+++ DATA FOR PROCESSING +++

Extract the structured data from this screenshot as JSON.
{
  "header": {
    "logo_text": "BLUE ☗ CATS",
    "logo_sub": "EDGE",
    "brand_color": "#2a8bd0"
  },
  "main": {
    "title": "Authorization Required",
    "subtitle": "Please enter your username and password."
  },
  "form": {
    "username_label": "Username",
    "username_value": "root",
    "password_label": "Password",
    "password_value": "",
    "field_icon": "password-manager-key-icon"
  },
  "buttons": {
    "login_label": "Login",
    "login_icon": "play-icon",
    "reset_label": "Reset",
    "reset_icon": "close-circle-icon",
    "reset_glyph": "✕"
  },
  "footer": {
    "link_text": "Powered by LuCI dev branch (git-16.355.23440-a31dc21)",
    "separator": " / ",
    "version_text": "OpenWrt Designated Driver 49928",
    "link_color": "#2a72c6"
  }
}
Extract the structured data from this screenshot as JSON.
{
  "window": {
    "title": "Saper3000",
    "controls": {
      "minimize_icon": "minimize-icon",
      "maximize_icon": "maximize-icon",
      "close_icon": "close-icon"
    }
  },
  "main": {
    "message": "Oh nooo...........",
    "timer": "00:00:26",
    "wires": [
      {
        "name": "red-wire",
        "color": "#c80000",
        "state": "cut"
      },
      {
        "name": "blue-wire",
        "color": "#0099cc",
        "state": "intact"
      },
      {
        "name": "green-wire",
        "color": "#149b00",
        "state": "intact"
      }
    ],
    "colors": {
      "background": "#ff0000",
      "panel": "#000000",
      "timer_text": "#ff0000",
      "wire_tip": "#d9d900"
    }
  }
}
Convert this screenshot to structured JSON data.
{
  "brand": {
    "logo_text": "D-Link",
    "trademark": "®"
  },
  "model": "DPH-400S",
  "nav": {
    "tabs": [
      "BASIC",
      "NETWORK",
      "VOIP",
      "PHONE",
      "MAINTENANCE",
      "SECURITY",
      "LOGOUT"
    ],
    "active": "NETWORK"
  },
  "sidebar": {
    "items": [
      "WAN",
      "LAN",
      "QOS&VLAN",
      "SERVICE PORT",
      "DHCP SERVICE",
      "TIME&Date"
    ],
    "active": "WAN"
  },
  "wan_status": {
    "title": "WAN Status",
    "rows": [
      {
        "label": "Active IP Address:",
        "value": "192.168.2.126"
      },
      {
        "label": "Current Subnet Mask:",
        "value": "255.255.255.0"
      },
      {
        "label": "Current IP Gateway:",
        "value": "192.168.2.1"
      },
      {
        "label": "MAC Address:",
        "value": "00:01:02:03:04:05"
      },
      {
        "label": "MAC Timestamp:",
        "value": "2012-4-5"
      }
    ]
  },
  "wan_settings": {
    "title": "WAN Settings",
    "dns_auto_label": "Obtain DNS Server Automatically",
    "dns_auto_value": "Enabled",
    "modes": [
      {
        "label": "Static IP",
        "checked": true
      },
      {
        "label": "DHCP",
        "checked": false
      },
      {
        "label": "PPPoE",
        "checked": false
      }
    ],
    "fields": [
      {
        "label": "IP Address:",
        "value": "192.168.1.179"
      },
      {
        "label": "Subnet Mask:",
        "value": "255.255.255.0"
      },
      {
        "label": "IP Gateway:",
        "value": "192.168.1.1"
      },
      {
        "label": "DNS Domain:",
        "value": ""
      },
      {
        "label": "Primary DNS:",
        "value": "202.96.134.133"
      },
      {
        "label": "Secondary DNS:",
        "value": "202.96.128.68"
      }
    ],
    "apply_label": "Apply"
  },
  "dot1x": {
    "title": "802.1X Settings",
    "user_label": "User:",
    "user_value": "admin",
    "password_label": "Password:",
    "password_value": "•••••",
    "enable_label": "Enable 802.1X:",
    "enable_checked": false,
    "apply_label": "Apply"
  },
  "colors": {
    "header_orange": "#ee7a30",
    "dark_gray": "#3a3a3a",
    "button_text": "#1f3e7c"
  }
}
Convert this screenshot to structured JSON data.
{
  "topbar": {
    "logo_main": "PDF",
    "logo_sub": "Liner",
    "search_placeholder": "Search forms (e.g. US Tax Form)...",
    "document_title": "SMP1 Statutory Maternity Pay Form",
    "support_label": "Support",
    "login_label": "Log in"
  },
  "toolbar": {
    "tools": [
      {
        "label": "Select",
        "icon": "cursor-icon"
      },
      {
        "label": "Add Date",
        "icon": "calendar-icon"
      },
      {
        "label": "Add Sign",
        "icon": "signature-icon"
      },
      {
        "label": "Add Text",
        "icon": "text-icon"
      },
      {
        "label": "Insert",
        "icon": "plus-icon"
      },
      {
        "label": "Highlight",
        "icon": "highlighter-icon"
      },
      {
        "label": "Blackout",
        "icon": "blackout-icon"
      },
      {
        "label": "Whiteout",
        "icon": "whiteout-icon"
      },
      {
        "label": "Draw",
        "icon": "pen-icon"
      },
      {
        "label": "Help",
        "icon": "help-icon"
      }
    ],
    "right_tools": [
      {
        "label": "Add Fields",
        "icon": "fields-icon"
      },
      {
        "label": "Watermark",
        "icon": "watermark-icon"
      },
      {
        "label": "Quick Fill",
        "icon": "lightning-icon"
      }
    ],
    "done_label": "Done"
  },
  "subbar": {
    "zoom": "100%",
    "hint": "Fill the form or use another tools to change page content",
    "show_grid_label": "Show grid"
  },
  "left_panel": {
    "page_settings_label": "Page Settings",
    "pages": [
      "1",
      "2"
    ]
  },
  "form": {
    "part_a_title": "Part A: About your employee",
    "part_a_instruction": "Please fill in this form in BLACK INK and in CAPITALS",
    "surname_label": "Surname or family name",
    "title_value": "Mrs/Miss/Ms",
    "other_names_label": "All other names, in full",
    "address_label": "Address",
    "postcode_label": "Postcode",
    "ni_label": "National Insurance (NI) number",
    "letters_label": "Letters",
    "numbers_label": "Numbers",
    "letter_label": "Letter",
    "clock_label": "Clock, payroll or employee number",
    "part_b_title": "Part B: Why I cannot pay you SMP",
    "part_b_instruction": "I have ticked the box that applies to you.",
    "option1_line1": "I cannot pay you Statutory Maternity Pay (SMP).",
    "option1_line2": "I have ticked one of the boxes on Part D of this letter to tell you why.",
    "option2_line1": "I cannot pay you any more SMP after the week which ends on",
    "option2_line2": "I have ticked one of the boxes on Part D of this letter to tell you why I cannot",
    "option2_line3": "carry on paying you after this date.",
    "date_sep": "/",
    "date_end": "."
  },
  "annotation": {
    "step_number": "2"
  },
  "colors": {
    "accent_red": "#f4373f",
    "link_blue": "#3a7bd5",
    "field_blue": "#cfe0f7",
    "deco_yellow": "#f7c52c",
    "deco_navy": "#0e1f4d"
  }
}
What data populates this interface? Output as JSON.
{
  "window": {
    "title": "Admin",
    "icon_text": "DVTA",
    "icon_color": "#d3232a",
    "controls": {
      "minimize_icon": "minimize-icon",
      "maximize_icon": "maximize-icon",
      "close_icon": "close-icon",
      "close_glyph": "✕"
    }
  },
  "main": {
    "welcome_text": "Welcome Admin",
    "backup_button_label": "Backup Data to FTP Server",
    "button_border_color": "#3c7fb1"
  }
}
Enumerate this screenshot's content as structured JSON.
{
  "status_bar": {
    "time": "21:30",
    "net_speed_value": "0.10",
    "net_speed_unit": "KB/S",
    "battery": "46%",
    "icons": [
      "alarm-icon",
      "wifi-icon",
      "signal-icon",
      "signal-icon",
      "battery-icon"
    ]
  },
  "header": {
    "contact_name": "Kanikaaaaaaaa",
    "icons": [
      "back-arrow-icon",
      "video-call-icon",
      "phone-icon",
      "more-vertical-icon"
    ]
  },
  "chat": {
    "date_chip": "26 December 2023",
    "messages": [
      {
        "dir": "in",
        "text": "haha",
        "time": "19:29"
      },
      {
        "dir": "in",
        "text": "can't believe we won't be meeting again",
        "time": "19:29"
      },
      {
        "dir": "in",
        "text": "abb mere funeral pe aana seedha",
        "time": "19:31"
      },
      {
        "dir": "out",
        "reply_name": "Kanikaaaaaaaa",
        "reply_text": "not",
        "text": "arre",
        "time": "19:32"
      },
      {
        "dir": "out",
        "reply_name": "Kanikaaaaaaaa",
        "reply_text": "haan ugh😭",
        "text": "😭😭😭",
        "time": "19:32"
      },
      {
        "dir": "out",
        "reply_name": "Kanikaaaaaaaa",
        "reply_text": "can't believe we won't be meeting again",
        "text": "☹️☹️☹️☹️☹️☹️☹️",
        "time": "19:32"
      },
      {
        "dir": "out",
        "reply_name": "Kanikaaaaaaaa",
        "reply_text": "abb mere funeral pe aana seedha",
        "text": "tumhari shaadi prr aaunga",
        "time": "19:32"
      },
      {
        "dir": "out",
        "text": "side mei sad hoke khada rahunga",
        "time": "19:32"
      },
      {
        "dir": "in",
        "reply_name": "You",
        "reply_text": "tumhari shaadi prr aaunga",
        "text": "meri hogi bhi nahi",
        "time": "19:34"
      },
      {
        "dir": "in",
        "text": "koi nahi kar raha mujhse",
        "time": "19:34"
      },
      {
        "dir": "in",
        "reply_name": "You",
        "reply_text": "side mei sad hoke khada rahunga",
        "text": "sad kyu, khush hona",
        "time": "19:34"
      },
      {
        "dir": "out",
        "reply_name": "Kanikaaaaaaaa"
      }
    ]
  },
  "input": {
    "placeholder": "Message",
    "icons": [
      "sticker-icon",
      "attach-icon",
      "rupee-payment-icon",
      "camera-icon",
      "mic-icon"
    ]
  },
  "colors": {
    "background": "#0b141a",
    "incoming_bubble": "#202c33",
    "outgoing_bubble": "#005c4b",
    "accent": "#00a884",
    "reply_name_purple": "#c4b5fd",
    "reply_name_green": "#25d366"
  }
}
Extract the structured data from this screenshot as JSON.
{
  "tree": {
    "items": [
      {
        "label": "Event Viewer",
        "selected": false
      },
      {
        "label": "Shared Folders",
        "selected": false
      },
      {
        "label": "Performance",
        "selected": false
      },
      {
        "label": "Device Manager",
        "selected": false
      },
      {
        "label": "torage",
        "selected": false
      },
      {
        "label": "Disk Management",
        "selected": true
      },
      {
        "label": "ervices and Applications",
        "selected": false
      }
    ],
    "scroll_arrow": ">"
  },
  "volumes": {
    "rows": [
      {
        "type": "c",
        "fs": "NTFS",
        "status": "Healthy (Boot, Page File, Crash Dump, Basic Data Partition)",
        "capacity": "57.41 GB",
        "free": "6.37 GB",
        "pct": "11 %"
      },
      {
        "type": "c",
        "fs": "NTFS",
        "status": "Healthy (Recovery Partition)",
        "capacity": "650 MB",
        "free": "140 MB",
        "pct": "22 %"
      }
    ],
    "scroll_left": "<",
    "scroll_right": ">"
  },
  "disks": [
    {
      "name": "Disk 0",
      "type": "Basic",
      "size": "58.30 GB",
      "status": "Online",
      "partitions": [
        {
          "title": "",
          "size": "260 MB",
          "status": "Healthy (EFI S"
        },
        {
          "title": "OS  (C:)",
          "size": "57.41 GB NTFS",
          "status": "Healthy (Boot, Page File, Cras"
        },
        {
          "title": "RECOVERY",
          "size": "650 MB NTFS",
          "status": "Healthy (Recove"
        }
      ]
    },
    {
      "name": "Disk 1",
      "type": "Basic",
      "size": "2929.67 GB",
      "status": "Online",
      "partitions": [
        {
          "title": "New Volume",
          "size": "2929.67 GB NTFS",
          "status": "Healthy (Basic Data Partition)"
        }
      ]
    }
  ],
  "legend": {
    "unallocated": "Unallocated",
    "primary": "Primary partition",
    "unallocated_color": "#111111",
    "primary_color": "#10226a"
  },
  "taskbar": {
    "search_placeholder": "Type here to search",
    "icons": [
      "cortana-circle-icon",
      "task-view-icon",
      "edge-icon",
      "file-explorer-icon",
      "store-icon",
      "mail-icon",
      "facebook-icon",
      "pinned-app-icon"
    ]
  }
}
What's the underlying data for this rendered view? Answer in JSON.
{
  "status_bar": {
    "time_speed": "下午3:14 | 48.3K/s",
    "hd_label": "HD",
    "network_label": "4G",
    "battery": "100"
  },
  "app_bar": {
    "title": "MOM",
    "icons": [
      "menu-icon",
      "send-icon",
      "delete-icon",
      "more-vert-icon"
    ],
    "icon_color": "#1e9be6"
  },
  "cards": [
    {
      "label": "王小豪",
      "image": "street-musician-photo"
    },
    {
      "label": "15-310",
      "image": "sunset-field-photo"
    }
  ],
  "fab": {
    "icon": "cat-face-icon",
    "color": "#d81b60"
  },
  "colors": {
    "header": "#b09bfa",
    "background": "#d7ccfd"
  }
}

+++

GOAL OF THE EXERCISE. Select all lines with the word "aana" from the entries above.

YOUR RESPONSE.
        "text": "abb mere funeral pe aana seedha",
        "reply_text": "abb mere funeral pe aana seedha",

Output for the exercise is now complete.